These insights will tell you where to focus at an individual level - because values are profoundly personal, and that’s why one size no longer fits all.
In my experience of working with leaders and their teams to stem attrition and reset their expectations and relationships, these are the three areas that need the greatest focus:
Long hours decrease our life expectancy by 20%, and after a certain point, productivity declines for every additional hour. And yet we keep increasing the workload and expecting more from less. In Japan they call it ‘Karoshi’ which means death by overworking, and the WHO proves that overworking is killing us. Buy into the burnout bandwagon or not - the fierce pace of work and overwhelming workload is an issue that needs a sustainable solution. This is why over 100 organisations globally are trialing a four-day work-week, to allow workers to be more focused and productive when the heat is on, and to have more rest and recuperation in between.

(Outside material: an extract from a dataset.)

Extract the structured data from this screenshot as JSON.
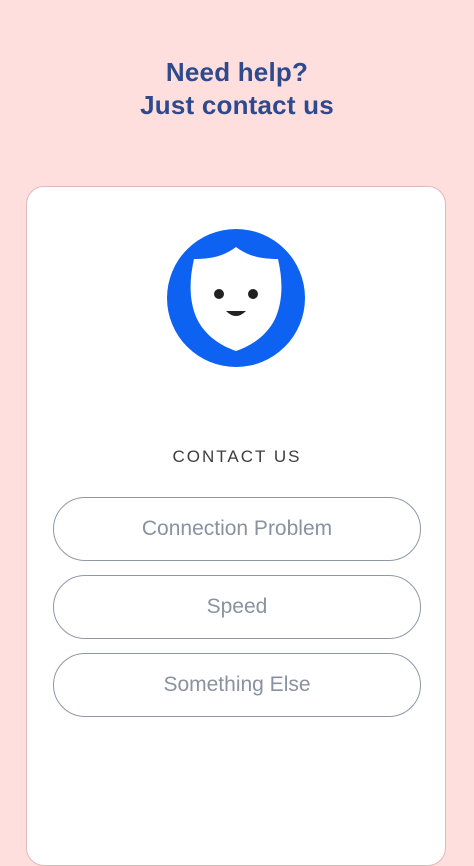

If staying with you means going nowhere for them, then of course they will move - and this applies to progressing both their skills and their career. Career growth is so important that HBR tells us for every 10 months in a role, an individual is 1% more likely to leave you. LinkedIn’s Workforce Learning Report found 94% of employees would stay longer if their employer invested in their learning.
The disproportionate impact of leadership on your ability to tolerate your environment, and on your decision to stay or go - has never been more profound. Visier’s 2022 report shows that 43% of the workforce has quit because of a bad manager. In this context, your leaders need more support. Employee motivation and management has never been so complex and personalised and the ‘right’ approach has never been more ambiguous. Most mid-level leaders, are not receiving sufficient development to confidently create a psychologically safe workplace where they can hold these critical conversations.